Jeremy Lam, partner, was recently quoted in Ignites Asia, a Financial Times publication regarding the Securities and Futures Commission’s recent guidance on fund liquidity risks. The policy relates to authorised open-end investment funds, many of which crowd into relatively illiquid asset classes, such as emerging market debt, or have had to deal with multiple stock suspensions in China’s A-shares market.

If a fund house deviates from the guidance such that liquidity risks are heightened, then it will have to explain why it didn’t follow these measures and will have to justify its position, says Jeremy.

“Guidance is guidance, but equally it is going to give a pretty strong message as to what is expected,” he continued.

While firms are likely to be given a number of months to comply with the guidance, the requirements could become part of the certification process for product design during an approval process for funds.

For asset managers that are found to be deficient, it could be the case that the SFC is not going to entertain new applications from them, he says.

Although emerging market funds are themselves diversified, many are invested in similar markets and underlying investments, and any issue could cause a cascade effect, which the regulator is particularly concerned about given the ongoing market volatility, explains Lam.

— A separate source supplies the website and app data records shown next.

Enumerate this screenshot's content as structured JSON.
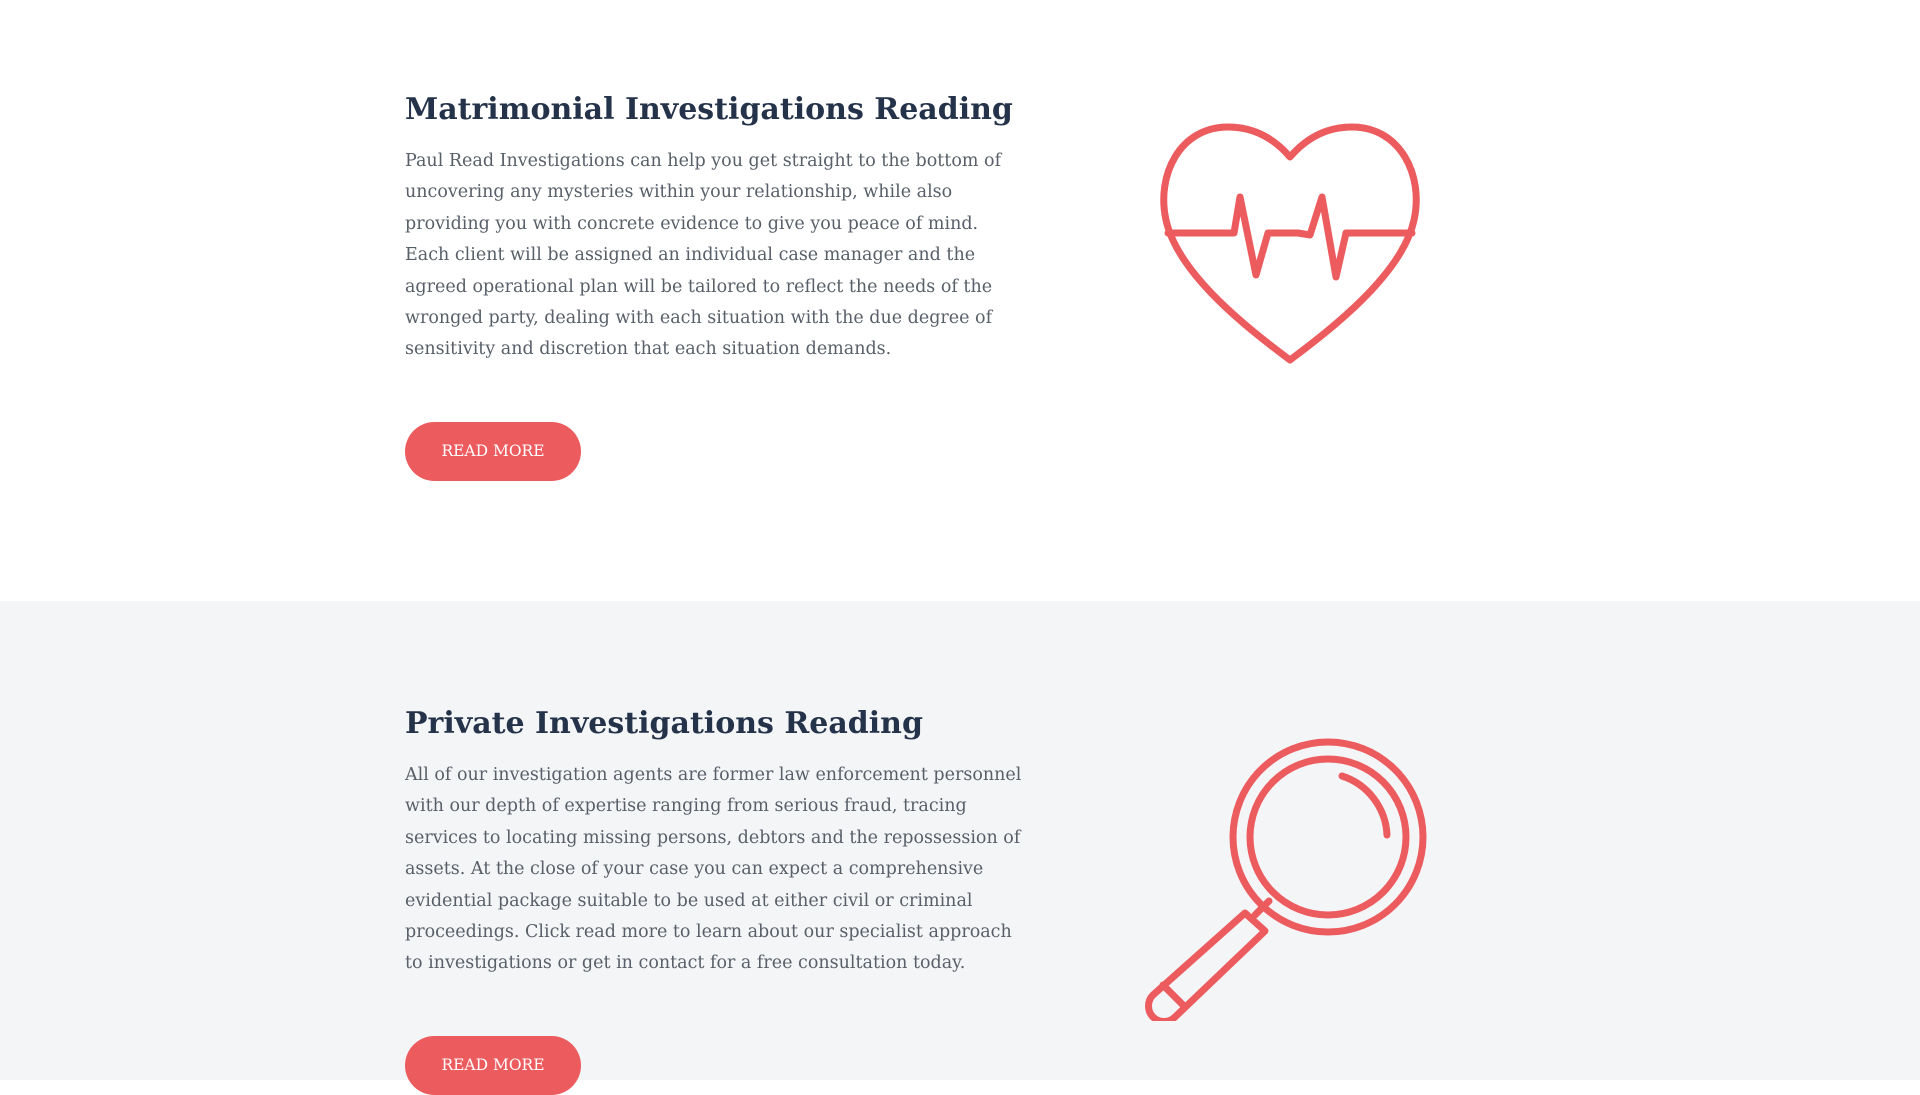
{
  "sections": [
    {
      "title": "Matrimonial Investigations Reading",
      "body": "Paul Read Investigations can help you get straight to the bottom of uncovering any mysteries within your relationship, while also providing you with concrete evidence to give you peace of mind. Each client will be assigned an individual case manager and the agreed operational plan will be tailored to reflect the needs of the wronged party, dealing with each situation with the due degree of sensitivity and discretion that each situation demands.",
      "button_label": "READ MORE",
      "icon": "heart-pulse-icon"
    },
    {
      "title": "Private Investigations Reading",
      "body": "All of our investigation agents are former law enforcement personnel with our depth of expertise ranging from serious fraud, tracing services to locating missing persons, debtors and the repossession of assets. At the close of your case you can expect a comprehensive evidential package suitable to be used at either civil or criminal proceedings. Click read more to learn about our specialist approach to investigations or get in contact for a free consultation today.",
      "button_label": "READ MORE",
      "icon": "magnifying-glass-icon"
    }
  ],
  "colors": {
    "accent": "#ec5b5e",
    "heading": "#25334a",
    "body_text": "#585f68",
    "alt_background": "#f4f5f7"
  }
}
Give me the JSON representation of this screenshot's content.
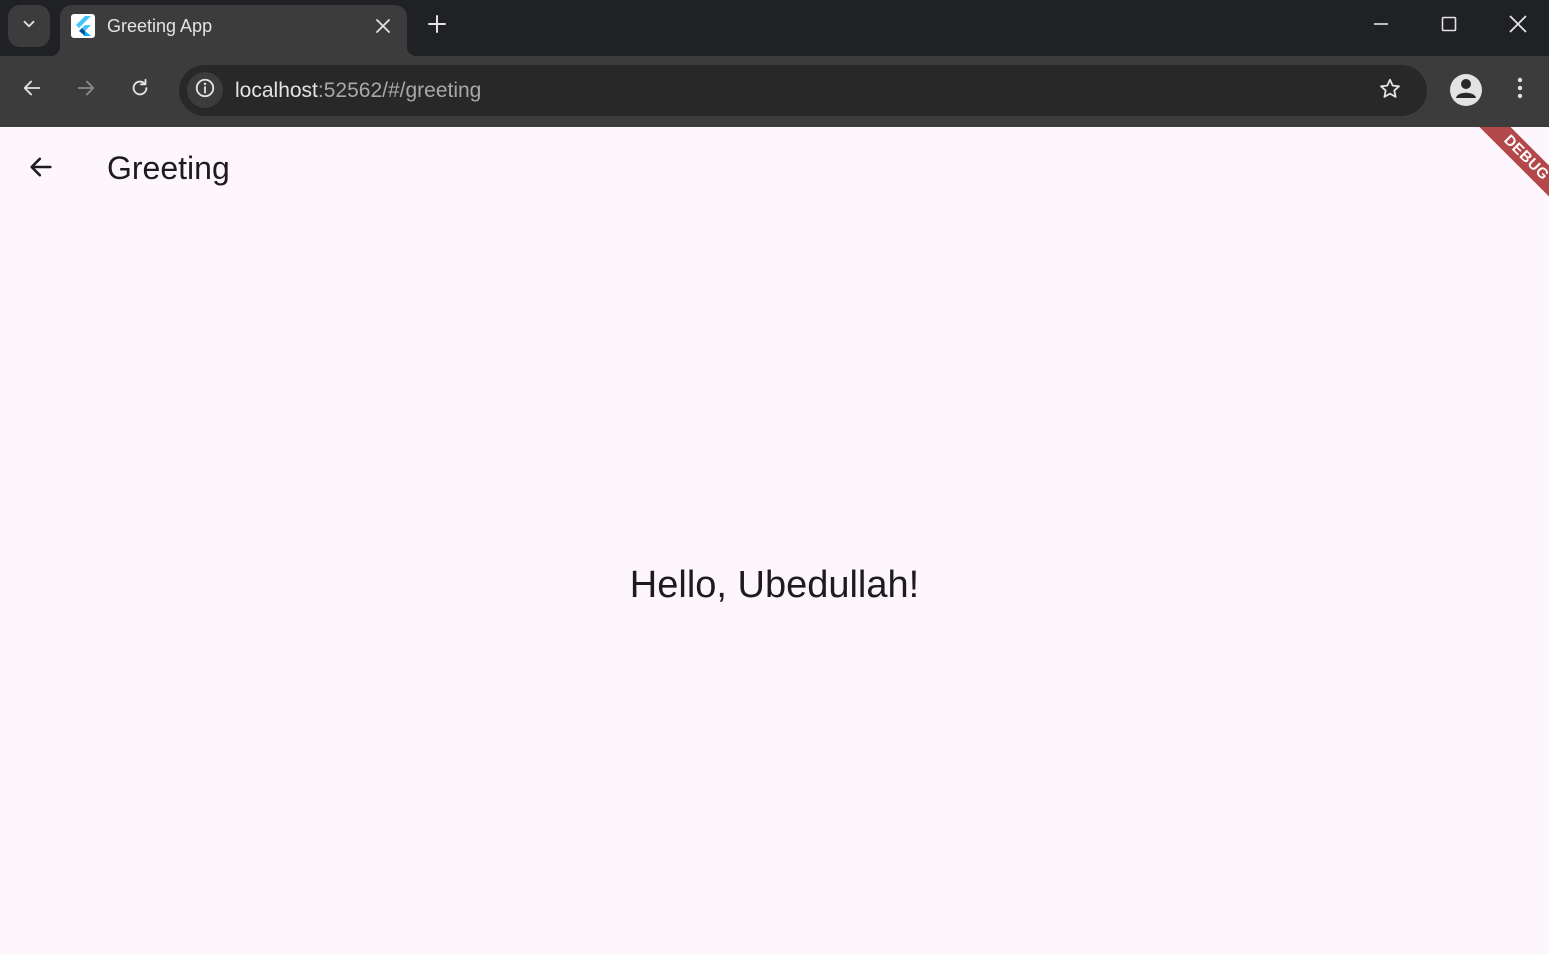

The SFC is trying to take a more proactive position rather than wait for something to occur and then backpedal to try to deal with it, he concluded.